BEGIN RECORDS FOR THIS TASK

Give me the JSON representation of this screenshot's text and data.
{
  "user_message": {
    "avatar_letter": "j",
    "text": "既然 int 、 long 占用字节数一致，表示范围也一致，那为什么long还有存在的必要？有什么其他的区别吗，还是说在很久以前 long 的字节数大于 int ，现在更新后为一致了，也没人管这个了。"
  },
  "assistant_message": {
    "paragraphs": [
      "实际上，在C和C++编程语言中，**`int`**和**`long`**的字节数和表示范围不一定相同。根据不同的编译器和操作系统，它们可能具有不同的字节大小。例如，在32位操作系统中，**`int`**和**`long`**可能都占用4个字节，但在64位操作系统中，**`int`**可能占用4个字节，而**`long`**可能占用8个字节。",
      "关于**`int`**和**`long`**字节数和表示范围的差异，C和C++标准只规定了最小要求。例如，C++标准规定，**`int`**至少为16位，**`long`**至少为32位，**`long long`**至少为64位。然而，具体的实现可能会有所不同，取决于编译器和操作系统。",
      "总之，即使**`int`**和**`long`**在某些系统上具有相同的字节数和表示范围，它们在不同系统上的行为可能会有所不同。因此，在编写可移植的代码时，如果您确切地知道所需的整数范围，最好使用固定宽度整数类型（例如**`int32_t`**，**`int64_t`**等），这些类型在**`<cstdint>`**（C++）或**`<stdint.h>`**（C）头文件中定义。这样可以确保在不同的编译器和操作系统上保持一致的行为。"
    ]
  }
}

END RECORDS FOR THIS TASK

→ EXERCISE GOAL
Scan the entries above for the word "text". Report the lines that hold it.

→ RESPONSE
Give me the JSON representation of this screenshot's text and data.
    "text": "既然 int 、 long 占用字节数一致，表示范围也一致，那为什么long还有存在的必要？有什么其他的区别吗，还是说在很久以前 long 的字节数大于 int ，现在更新后为一致了，也没人管这个了。"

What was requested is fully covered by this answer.